I’ve been working with Linq in .NET lately and there have been a few posts I would have liked to add but since I said I was going to blog SQL tricks I’m putting other topics to one side for the moment.
So… another situation where it would be useful to have an SQL trick is the case of the filtered outer join. Continue reading SQL Tricks for Tricky Logic (2)
One reason occasionally offered for using dynamic SQL widely, or even for keeping business logic out of database stored procedures, is the difficulty of coding optional filters in SQL. Sometimes we may want a row from table X where column A = this, column B = this and column C = this. Other times we may want all the rows where column A = this but we’ll accept any value in columns B and C. Continue reading SQL Tricks for Tricky Logic
There’s now a wide range of objects that a database developer can use to solve problems. For this post or two I’m considering certain objects (as implemented in MS SQL Server) and how I think they are probably best used . Continue reading Database Object Types – Some Design Considerations
Late in March I released (started using a lot) a small C#/SQL Server project. It utilises the new User-Defined Table Type in SQL Server 2008 and the “structured” parameter type in ADO.NET. This allows a table originated on the client to be passed in to a stored procedure as a parameter. Oracle has had table data types for a while of course, and there are still some limitations to the SQL Server version, but it’s certainly very easy to use. Continue reading Using the User-defined Table types with ADO.Net structured parameter type
I’d like to enforce the user-defined table type returned by a sql function, making the following code possible (I haven’t of course defined the function so it won’t execute): Continue reading Enforcing the Table Type Returned by a Sql Function

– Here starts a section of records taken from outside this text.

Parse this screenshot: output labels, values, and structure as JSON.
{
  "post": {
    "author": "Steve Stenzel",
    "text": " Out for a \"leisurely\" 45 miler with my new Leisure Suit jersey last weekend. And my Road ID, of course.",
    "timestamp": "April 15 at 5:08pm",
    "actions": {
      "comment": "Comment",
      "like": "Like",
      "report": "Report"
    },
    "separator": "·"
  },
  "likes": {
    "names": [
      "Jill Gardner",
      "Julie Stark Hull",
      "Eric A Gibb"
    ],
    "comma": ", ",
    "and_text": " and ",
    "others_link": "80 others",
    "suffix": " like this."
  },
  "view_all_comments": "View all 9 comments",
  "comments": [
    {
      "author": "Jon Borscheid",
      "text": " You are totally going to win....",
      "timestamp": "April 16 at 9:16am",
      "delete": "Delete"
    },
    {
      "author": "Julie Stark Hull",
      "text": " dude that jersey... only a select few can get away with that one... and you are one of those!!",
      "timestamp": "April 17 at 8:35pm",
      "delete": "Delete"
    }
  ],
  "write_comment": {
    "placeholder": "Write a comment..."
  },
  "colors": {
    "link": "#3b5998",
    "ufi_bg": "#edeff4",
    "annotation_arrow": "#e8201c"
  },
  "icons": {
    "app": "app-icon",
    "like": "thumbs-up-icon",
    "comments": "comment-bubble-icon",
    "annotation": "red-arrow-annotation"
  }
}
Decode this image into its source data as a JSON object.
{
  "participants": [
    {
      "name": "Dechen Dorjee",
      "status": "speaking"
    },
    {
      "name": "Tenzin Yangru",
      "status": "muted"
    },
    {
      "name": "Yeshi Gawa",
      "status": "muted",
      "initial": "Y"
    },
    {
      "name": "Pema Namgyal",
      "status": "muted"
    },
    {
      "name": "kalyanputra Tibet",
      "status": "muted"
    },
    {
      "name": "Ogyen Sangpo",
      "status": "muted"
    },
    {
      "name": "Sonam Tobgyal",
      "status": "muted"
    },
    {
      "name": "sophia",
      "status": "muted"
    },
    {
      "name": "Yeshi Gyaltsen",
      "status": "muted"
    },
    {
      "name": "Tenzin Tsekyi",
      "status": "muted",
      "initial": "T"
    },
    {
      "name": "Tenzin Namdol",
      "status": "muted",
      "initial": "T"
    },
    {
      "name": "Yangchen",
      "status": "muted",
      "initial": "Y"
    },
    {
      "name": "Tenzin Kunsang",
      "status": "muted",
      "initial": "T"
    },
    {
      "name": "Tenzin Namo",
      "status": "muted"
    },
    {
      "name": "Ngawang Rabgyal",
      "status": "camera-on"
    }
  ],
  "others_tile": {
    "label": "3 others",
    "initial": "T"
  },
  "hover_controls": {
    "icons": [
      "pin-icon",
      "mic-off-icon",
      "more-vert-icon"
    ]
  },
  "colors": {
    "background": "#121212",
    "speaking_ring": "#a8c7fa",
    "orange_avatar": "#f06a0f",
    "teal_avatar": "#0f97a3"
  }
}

I recently got around to setting up Integrated CLR in my SQL Server 2008 installation, and coding a couple of stored procedures. These notes reflect my first look and a minor “gotcha” to be aware of. Continue reading CLR Stored Procedures in SQL Server 2008